Football practice stalled momentarily on a field in San Jose, Calif., as Johnnie Johnson, a former All-American defensive back at Texas, surveyed his team of Mighty Mites players. The object of his search: a player capable of lining up against his nine-year-old son, Kirk. Most were either unwilling or unable to tackle Kirk, who had evidently inherited some of his father's bruising strength on the field. Until one kid stepped forward. That kid was , Kirk's younger brother by two years.
Rajiv Shah couldn't find the graduate business program he dreamed of while he was in school. So years later, he created his own. In 1985, Shah was armed with a Ph.D. in electrical engineering from Houston's Rice University and on his way to a successful engineering career. But after five years of working in research and development at Texas Instruments Inc., Shah was also acutely aware he needed more than just technical skills to advance his career — he needed a business education.
Doug Lyon and Rich Tlapek launched their careers at Austin-based advertising giant GSD&M, growing brands for high-profile companies such as Frito-Lay, Southwest Airlines and John Deere. But when they grew disenchanted with the advertising industry, they set out to create and market their own brands. Doug Lyon has never been the type to let a good idea go to waste. Lyon launched his career at Austin-based advertising giant GSD&M, growing brands for companies such as Coca-Cola and Southwest Airlines.
Muck Rack makes it simple to find people, tweets, or articles that mention any name, keyword, company, hashtag etc. We've compiled this guide to help you make the most of your search.
Selecting a term
Start searching tweets, articles from media outlets, articles mentioned in tweets, journalists'
names, titles and bios with some suggested searches:
Companies or Topics (e.g. iPhone, Microsoft)
Phrases (e.g. "cloud computing") — use quotes to keep the terms together
Twitter handles (e.g. @username) — returns those who have mentioned or replied to
Names (e.g. "David Pogue")
Hashtags (e.g. #sxsw, #london2012)
Bio details (e.g. vegan, Olympics, father)
Muck Rack's Advanced Search allows for many boolean operators.
Find results that mention multiple specified terms, use AND or
+. For example, ensure each result contains both Elon Musk and Mark Zuckerberg by
searching Musk AND Zuckerberg or Musk + Zuckerberg.
Use the operators OR or , to broaden your search when you'd like either of
multiple terms to appear in results. (This is the default behavior of our search when no operators
are used). For example, results will contain either cake or cookie by searching cake OR cookie or cake,cookie
Use NOT or - to subtract results from your search. For
example, searching Disney will yield results about the Walt Disney Company as well as Walt Disney
World Resort. To exclude mentions of Disney World, search for Disney -World or Disney
When using one of these operators with a phrase, enclose it in quotation marks. For example, you can
find results about smartphones excluding Apple's iPhone 4S by searching smartphone -"iPhone

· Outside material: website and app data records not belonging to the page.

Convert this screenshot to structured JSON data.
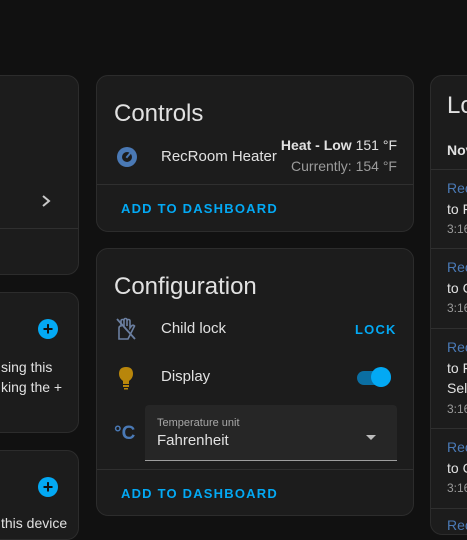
{
  "left_card_text": {
    "line1": "sing this",
    "line2": "king the +",
    "line3": "this device"
  },
  "controls": {
    "title": "Controls",
    "entity_name": "RecRoom Heater",
    "mode": "Heat - Low",
    "target_temp": "151 °F",
    "current": "Currently: 154 °F",
    "add_button": "ADD TO DASHBOARD"
  },
  "configuration": {
    "title": "Configuration",
    "child_lock_label": "Child lock",
    "lock_button": "LOCK",
    "display_label": "Display",
    "display_on": true,
    "unit_icon": "°C",
    "unit_field_label": "Temperature unit",
    "unit_value": "Fahrenheit",
    "add_button": "ADD TO DASHBOARD"
  },
  "logbook": {
    "title": "Lo",
    "date_header": "Nov",
    "entries": [
      {
        "name": "Rec",
        "action": "to F",
        "time": "3:16"
      },
      {
        "name": "Rec",
        "action": "to C",
        "time": "3:16"
      },
      {
        "name": "Rec",
        "action": "to F",
        "extra": "Sele",
        "time": "3:16"
      },
      {
        "name": "Rec",
        "action": "to C",
        "time": "3:16"
      },
      {
        "name": "Rec"
      }
    ]
  },
  "colors": {
    "accent": "#03a9f4",
    "icon": "#4a79b5",
    "bulb": "#b8860b"
  }
}
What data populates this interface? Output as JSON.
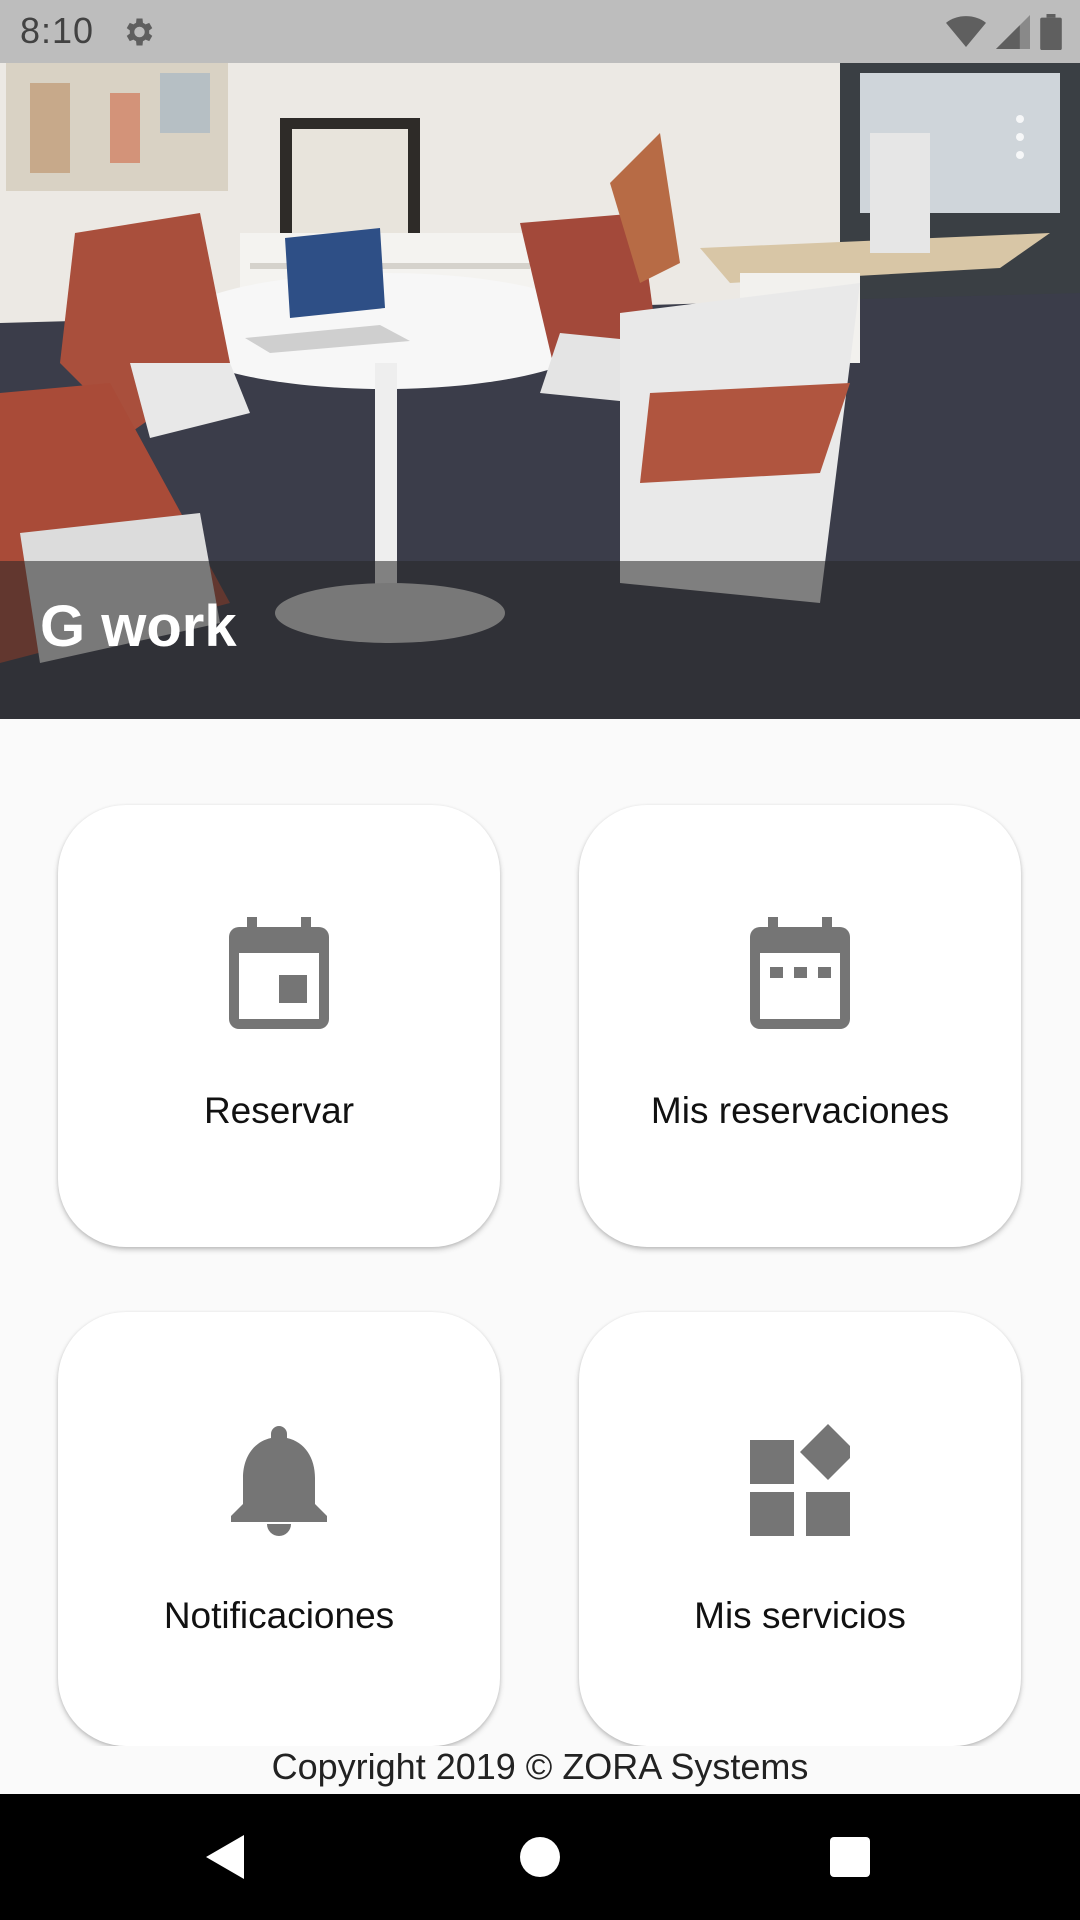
{
  "status_bar": {
    "time": "8:10",
    "icons": [
      "gear-icon",
      "wifi-icon",
      "signal-icon",
      "battery-icon"
    ]
  },
  "header": {
    "title": "G work",
    "image": "office-interior-photo"
  },
  "menu": {
    "tiles": [
      {
        "label": "Reservar",
        "icon": "calendar-event-icon"
      },
      {
        "label": "Mis reservaciones",
        "icon": "calendar-dots-icon"
      },
      {
        "label": "Notificaciones",
        "icon": "bell-icon"
      },
      {
        "label": "Mis servicios",
        "icon": "widgets-icon"
      }
    ]
  },
  "footer": {
    "copyright": "Copyright 2019 © ZORA Systems"
  },
  "navigation": {
    "buttons": [
      "back-icon",
      "home-icon",
      "recents-icon"
    ]
  },
  "colors": {
    "status_bar": "#bdbdbd",
    "icon_gray": "#757575",
    "tile_bg": "#ffffff",
    "page_bg": "#fafafa",
    "nav_bar": "#000000"
  }
}
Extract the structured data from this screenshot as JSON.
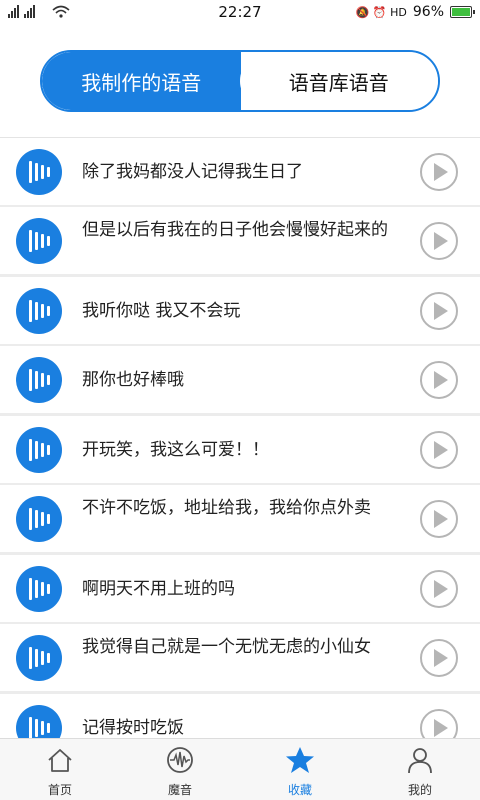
{
  "status": {
    "left_indicators": "3G 4G",
    "time": "22:27",
    "right_icons": "🔕 ⏰ HD",
    "battery": "96%"
  },
  "tabs": {
    "mine": "我制作的语音",
    "library": "语音库语音"
  },
  "items": [
    {
      "text": "除了我妈都没人记得我生日了"
    },
    {
      "text": "但是以后有我在的日子他会慢慢好起来的"
    },
    {
      "text": "我听你哒 我又不会玩"
    },
    {
      "text": "那你也好棒哦"
    },
    {
      "text": "开玩笑，我这么可爱！！"
    },
    {
      "text": "不许不吃饭，地址给我，我给你点外卖"
    },
    {
      "text": "啊明天不用上班的吗"
    },
    {
      "text": "我觉得自己就是一个无忧无虑的小仙女"
    },
    {
      "text": "记得按时吃饭"
    }
  ],
  "nav": {
    "home": "首页",
    "magic": "魔音",
    "favorites": "收藏",
    "mine": "我的"
  },
  "colors": {
    "accent": "#1a7fe0",
    "play_gray": "#b5b5b5"
  }
}
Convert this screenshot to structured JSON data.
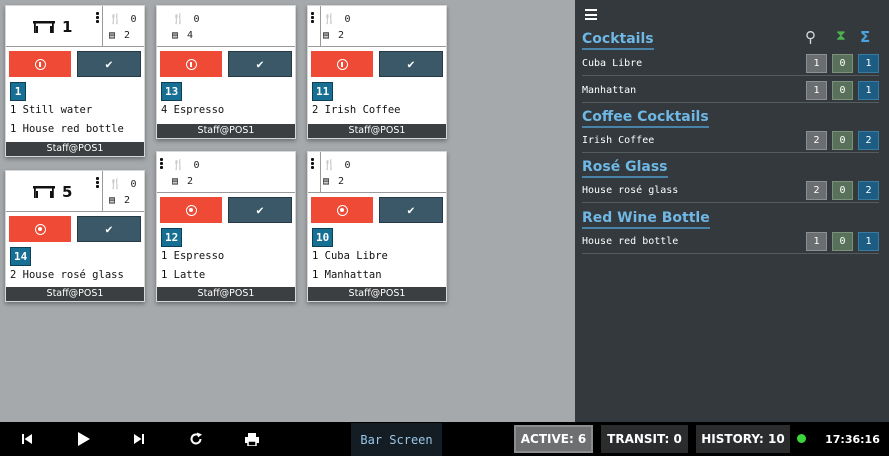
{
  "orders": [
    {
      "table": "1",
      "counts": {
        "guests": "0",
        "orders": "2"
      },
      "badge": "1",
      "items": [
        "1 Still water",
        "1 House red bottle"
      ],
      "footer": "Staff@POS1",
      "cancel_icon": "pause-ring-icon"
    },
    {
      "table": "",
      "counts": {
        "guests": "0",
        "orders": "4"
      },
      "badge": "13",
      "items": [
        "4 Espresso"
      ],
      "footer": "Staff@POS1",
      "cancel_icon": "pause-ring-icon"
    },
    {
      "table": "",
      "counts": {
        "guests": "0",
        "orders": "2"
      },
      "badge": "11",
      "items": [
        "2 Irish Coffee"
      ],
      "footer": "Staff@POS1",
      "cancel_icon": "pause-ring-icon"
    },
    {
      "table": "5",
      "counts": {
        "guests": "0",
        "orders": "2"
      },
      "badge": "14",
      "items": [
        "2 House rosé glass"
      ],
      "footer": "Staff@POS1",
      "cancel_icon": "record-ring-icon"
    },
    {
      "table": "",
      "counts": {
        "guests": "0",
        "orders": "2"
      },
      "badge": "12",
      "items": [
        "1 Espresso",
        "1 Latte"
      ],
      "footer": "Staff@POS1",
      "cancel_icon": "record-ring-icon"
    },
    {
      "table": "",
      "counts": {
        "guests": "0",
        "orders": "2"
      },
      "badge": "10",
      "items": [
        "1 Cuba Libre",
        "1 Manhattan"
      ],
      "footer": "Staff@POS1",
      "cancel_icon": "record-ring-icon"
    }
  ],
  "summary": {
    "columns_icons": [
      "waiter-icon",
      "hourglass-icon",
      "sigma-icon"
    ],
    "categories": [
      {
        "name": "Cocktails",
        "items": [
          {
            "name": "Cuba Libre",
            "a": "1",
            "b": "0",
            "c": "1"
          },
          {
            "name": "Manhattan",
            "a": "1",
            "b": "0",
            "c": "1"
          }
        ]
      },
      {
        "name": "Coffee Cocktails",
        "items": [
          {
            "name": "Irish Coffee",
            "a": "2",
            "b": "0",
            "c": "2"
          }
        ]
      },
      {
        "name": "Rosé Glass",
        "items": [
          {
            "name": "House rosé glass",
            "a": "2",
            "b": "0",
            "c": "2"
          }
        ]
      },
      {
        "name": "Red Wine Bottle",
        "items": [
          {
            "name": "House red bottle",
            "a": "1",
            "b": "0",
            "c": "1"
          }
        ]
      }
    ]
  },
  "bottombar": {
    "screen_label": "Bar Screen",
    "active": "ACTIVE: 6",
    "transit": "TRANSIT: 0",
    "history": "HISTORY: 10",
    "clock": "17:36:16",
    "status_color": "#3bd63b"
  },
  "colors": {
    "accent_red": "#ee4a35",
    "accent_dark": "#3a5867",
    "badge_blue": "#176f93",
    "category_blue": "#6fb7e4"
  }
}
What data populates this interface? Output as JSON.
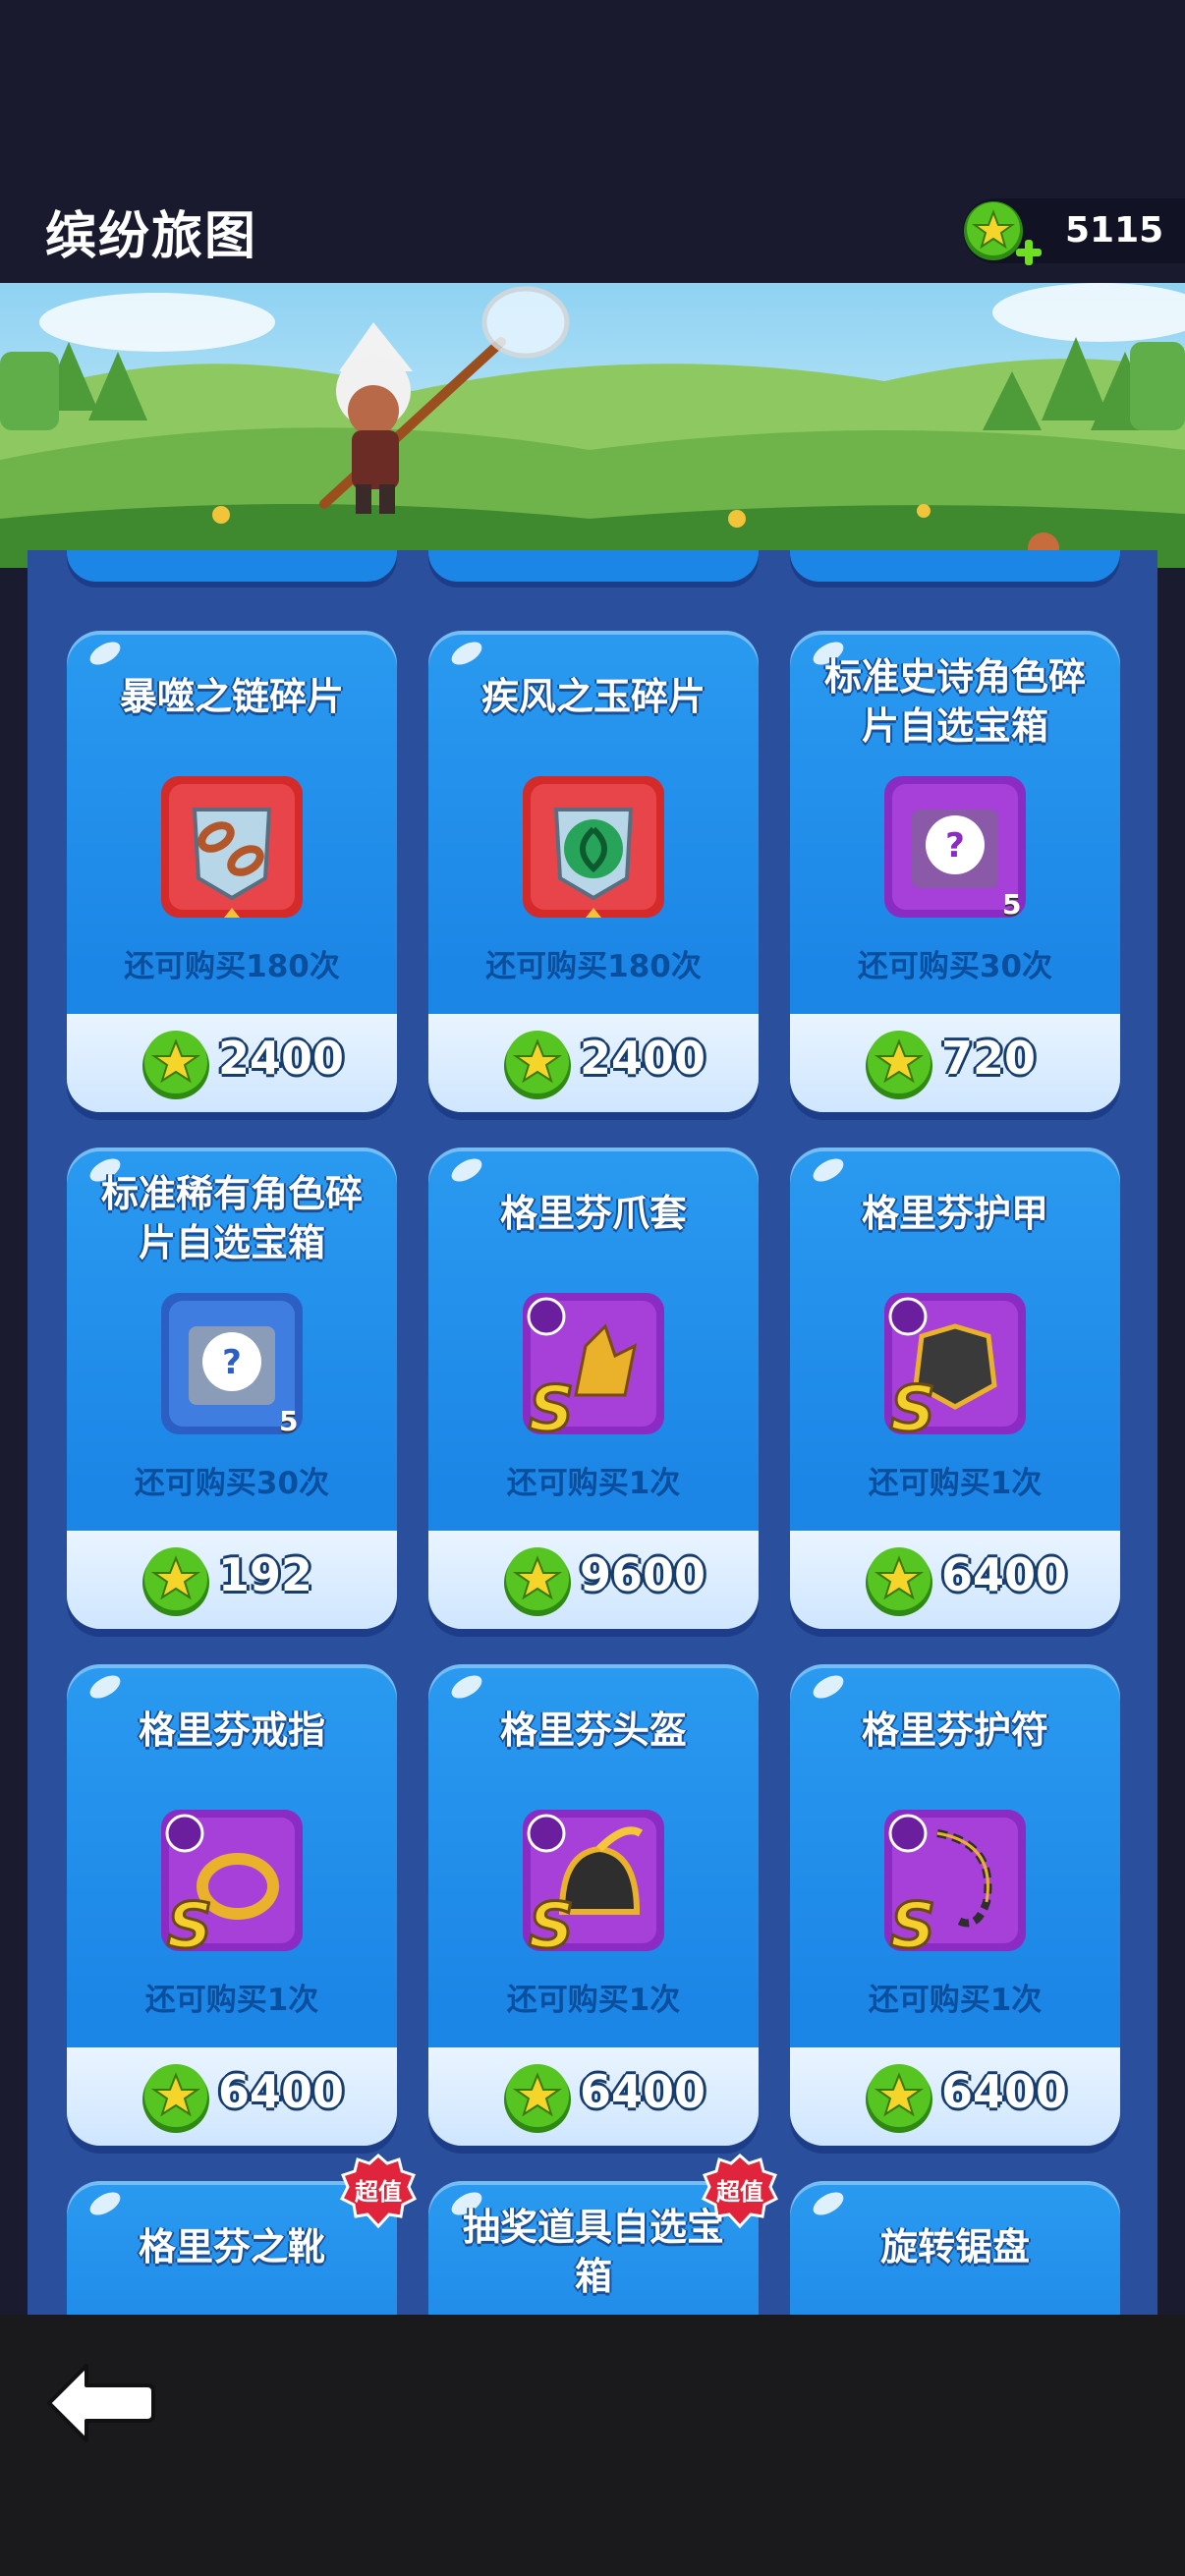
{
  "header": {
    "title": "缤纷旅图",
    "currency_amount": "5115"
  },
  "cards": [
    {
      "name": "暴噬之链碎片",
      "limit": "还可购买180次",
      "price": "2400",
      "icon": "chain-shard-icon"
    },
    {
      "name": "疾风之玉碎片",
      "limit": "还可购买180次",
      "price": "2400",
      "icon": "wind-jade-shard-icon"
    },
    {
      "name": "标准史诗角色碎片自选宝箱",
      "name_line1": "标准史诗角色碎",
      "name_line2": "片自选宝箱",
      "limit": "还可购买30次",
      "price": "720",
      "icon": "epic-chest-icon",
      "count": "5"
    },
    {
      "name": "标准稀有角色碎片自选宝箱",
      "name_line1": "标准稀有角色碎",
      "name_line2": "片自选宝箱",
      "limit": "还可购买30次",
      "price": "192",
      "icon": "rare-chest-icon",
      "count": "5"
    },
    {
      "name": "格里芬爪套",
      "limit": "还可购买1次",
      "price": "9600",
      "icon": "griffin-claw-icon"
    },
    {
      "name": "格里芬护甲",
      "limit": "还可购买1次",
      "price": "6400",
      "icon": "griffin-armor-icon"
    },
    {
      "name": "格里芬戒指",
      "limit": "还可购买1次",
      "price": "6400",
      "icon": "griffin-ring-icon"
    },
    {
      "name": "格里芬头盔",
      "limit": "还可购买1次",
      "price": "6400",
      "icon": "griffin-helmet-icon"
    },
    {
      "name": "格里芬护符",
      "limit": "还可购买1次",
      "price": "6400",
      "icon": "griffin-amulet-icon"
    },
    {
      "name": "格里芬之靴",
      "badge": "超值"
    },
    {
      "name": "抽奖道具自选宝箱",
      "name_line1": "抽奖道具自选宝",
      "name_line2": "箱",
      "badge": "超值"
    },
    {
      "name": "旋转锯盘"
    }
  ],
  "grade_letter": "S",
  "colors": {
    "card_blue": "#1c86e6",
    "coin_green": "#4cbf1f",
    "badge_red": "#e0243b"
  }
}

Exact case matching or punctuation
If you're searching for a brand name or keyword that relies on specific punctuation marks or capitalization, you can
find results that match your exact query by adding matchcase: before the keyword you're searching for, like matchcase:E*TRADE .
Use parentheses to separate multiple
boolean phrases. For example, to find journalists talking about having fun in Disney World or
Disneyland, search for ("disney world" OR disneyland) AND fun.
An asterisk can be used to search for any variation of a root word truncated by the asterisk. For example, searching for admin* will return results for administrator, administration, administer, administered, etc.
A near operator is an AND operator where you can control the distance between the words. You can vary the distance the near operation uses by adding a forward slash and number (between 0-99) such as strawberries NEAR/10 "whipped cream", which means the strawberries must exist within 10 words of "whipped cream".